• _WORK INSTRUCTIONS_
What lines in the entries below contain the word "Just"? Copy all of them.

Dataset rows describing interfaces
━━━━━━
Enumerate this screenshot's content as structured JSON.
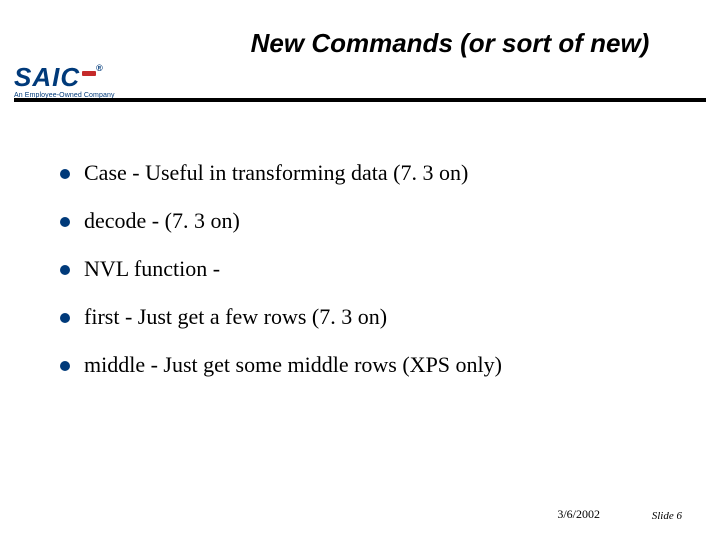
{
  "title": "New Commands (or sort of new)",
  "logo": {
    "text": "SAIC",
    "reg": "®",
    "tagline": "An Employee-Owned Company"
  },
  "items": [
    "Case - Useful in transforming data (7. 3 on)",
    "decode - (7. 3 on)",
    "NVL function -",
    "first - Just get a few rows (7. 3 on)",
    "middle - Just get some middle rows (XPS only)"
  ],
  "footer": {
    "date": "3/6/2002",
    "slide": "Slide 6"
  }
}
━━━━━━
• _WORKED SOLUTION_
    "first - Just get a few rows (7. 3 on)",
    "middle - Just get some middle rows (XPS only)"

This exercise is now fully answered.